It premiered during the Super Bowl and now a shorter version airs all the time. The shorter version is much better because it gives us less time to become emotionally invested in this human-horse drama, thus highlighting the sheer ridiculousness of its premise.
The commercial begins with a guy raising a horse from birth. Typical horse guy, wears a baseball cap, real blue collar, salt-of-the-earth, pays his taxes … let’s call him Fred.
Fred teaches the horse how to be a horse. How to eat, run, neigh, all that stuff. (Fred teaches the horse how to run by driving his pickup truck—a Ford F-150 in an ideal cross-promotion universe—alongside a white picket fence while the horse tries to chase him.) We don’t see the parts where Fred teaches the horse how to farm his land by having it trudge through fields lugging heavy equipment and supplies, but commercials can only be so long, you know?
Anyway, it’s obvious Fred loves the horse because he pets the horse lovingly. Also maybe he sleeps next to the horse? There is one scene in the long version where Fred has fallen asleep in the hay of the stable and the horse has to nudge him awake, like, “Wake up, Fred! It’s time for me to chase your Ford-F150 crew cab with optional four-wheel drive!” Fred is like, “Oh golly gee-willickers, what time is it? Did I fall asleep in the horse stable again? That is so blue collar and not weird of me. Budweiser.”
But then the sad part happens. Turns out the horse is a Clydesdale and this whole time Fred was training it to be a famous Budweiser Clydesdale. Well, guess what, Fred? The Budweiser trailer is here to pick up your dang horse. RECKONING TIME HAS ARRIVED.
Now Fred is all sad. He has nothing to do now because his only job was to raise this horse and he doesn’t even have WiFi. He spends his days thinking things like, “What do Clydesdales even have to do with alcohol? Has this bizarre marketing campaign gone far enough when Anheuser-Busch is stealing my horse in broad daylight?”

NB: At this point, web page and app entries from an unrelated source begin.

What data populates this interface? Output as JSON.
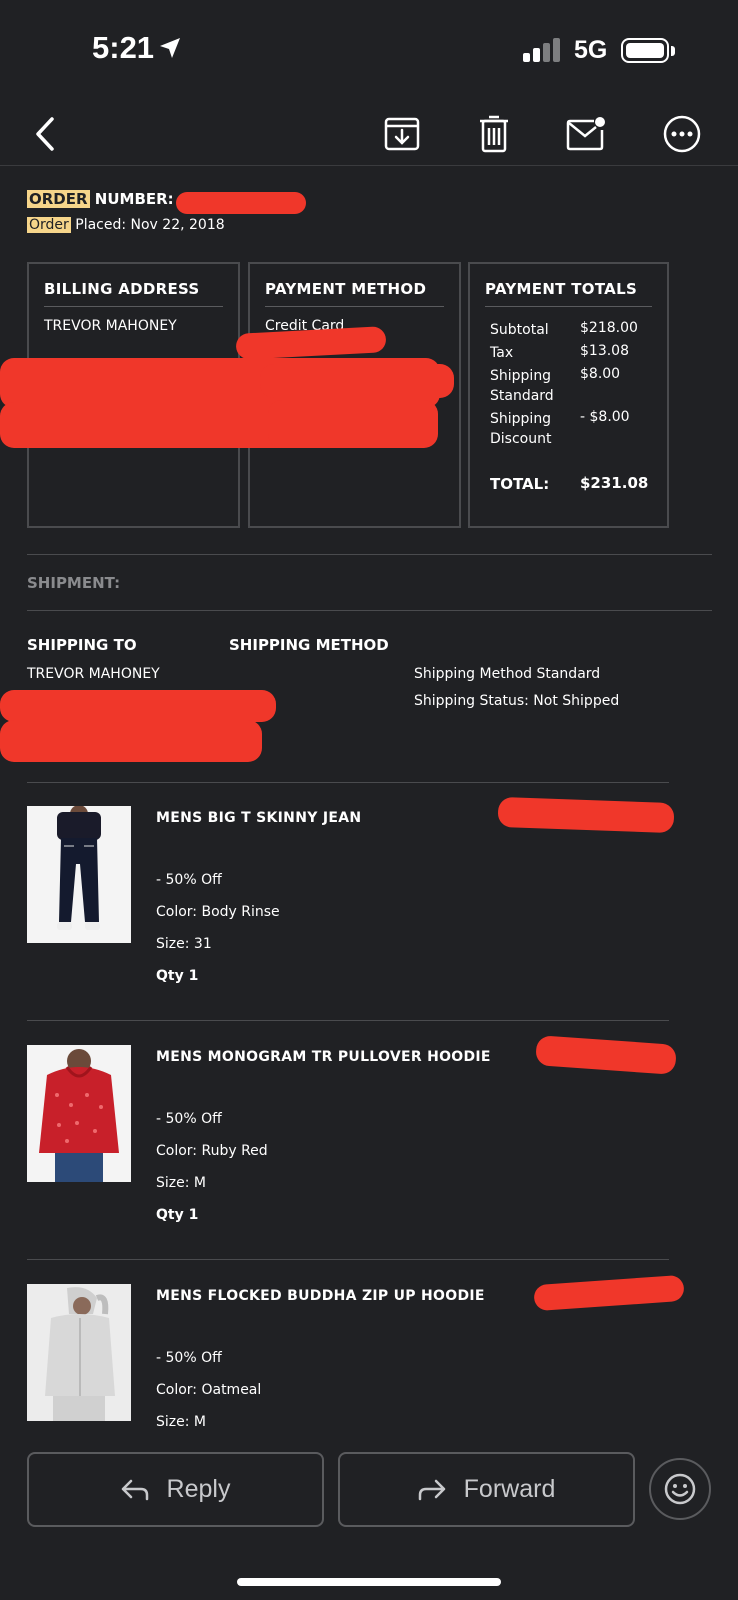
{
  "status_bar": {
    "time": "5:21",
    "network": "5G"
  },
  "toolbar": {
    "icons": [
      "back-icon",
      "archive-icon",
      "trash-icon",
      "mark-unread-icon",
      "more-icon"
    ]
  },
  "order": {
    "number_label": "ORDER",
    "number_rest": " NUMBER:",
    "placed_hl": "Order",
    "placed_rest": " Placed: Nov 22, 2018"
  },
  "billing": {
    "title": "BILLING ADDRESS",
    "name": "TREVOR MAHONEY"
  },
  "payment": {
    "title": "PAYMENT METHOD",
    "method": "Credit Card"
  },
  "totals": {
    "title": "PAYMENT TOTALS",
    "subtotal_label": "Subtotal",
    "subtotal": "$218.00",
    "tax_label": "Tax",
    "tax": "$13.08",
    "shipping_label_1": "Shipping",
    "shipping_label_2": "Standard",
    "shipping": "$8.00",
    "discount_label_1": "Shipping",
    "discount_label_2": "Discount",
    "discount": "- $8.00",
    "total_label": "TOTAL:",
    "total": "$231.08"
  },
  "shipment": {
    "label": "SHIPMENT:",
    "to_label": "SHIPPING TO",
    "method_label": "SHIPPING METHOD",
    "name": "TREVOR MAHONEY",
    "method": "Shipping Method Standard",
    "status": "Shipping Status: Not Shipped"
  },
  "items": [
    {
      "name": "MENS BIG T SKINNY JEAN",
      "discount": "- 50% Off",
      "color": "Color: Body Rinse",
      "size": "Size: 31",
      "qty": "Qty 1"
    },
    {
      "name": "MENS MONOGRAM TR PULLOVER HOODIE",
      "discount": "- 50% Off",
      "color": "Color: Ruby Red",
      "size": "Size: M",
      "qty": "Qty 1"
    },
    {
      "name": "MENS FLOCKED BUDDHA ZIP UP HOODIE",
      "discount": "- 50% Off",
      "color": "Color: Oatmeal",
      "size": "Size: M"
    }
  ],
  "actions": {
    "reply": "Reply",
    "forward": "Forward"
  },
  "colors": {
    "background": "#202124",
    "highlight": "#f6d58a",
    "redaction": "#f0372a",
    "border": "#4a4b4e"
  }
}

Then one day Fred sits at his kitchen table and opens the newspaper, which reveals the headline, “BUDWESIER CLYDESDALES COMING TO CHICAGO FOR SOME PARADE OR SOMETHING.” I’m sure not a lot of stuff happens in or near Chicago, and when a team (herd? school? pack?) or horses trots into town, it is major headline news. Also, there is a perfectly placed bottle of Budweiser sitting on the table next to Fred. Considering most people read the paper with breakfast, it’s safe to assume Fred is an alcoholic.
Fred hops in his Ford F-150 Super Duty with tilt wheel steering and heads to Chicago. Then he goes to a horse parade by himself. Sure enough, there’s the horse Fred raised, leading the way and being all like, “I’m a big city horse now, can’t touch this!”
Fred is happy he saw the horse, but also kind of sad. But before he can drive away, he sees the horse running to him dramatically through the strangely unoccupied streets of Chicago. Fred hops out of his Ford F-350 Heavy Duty with TorqShift and runs to his horse friend, at which point they meet in the middle of the street and touch foreheads affectionately.
The end, buy Budweiser. I’ve heard more than one person say that this commercial makes them cry, and I hear ya’ sista. We’ve all been there—the horse we raised from birth grows up to be a participant in a nonsensically ongoing ad campaign for alcohol. But you know what they say, if you love something (a horse), you have to set it free. It’s tough for sure, but there is hope. Just remember: buy Budweiser.
Note: This column appears in the 8/1 issue of The Glendale Star and the 8/2 issue of the Peoria Times.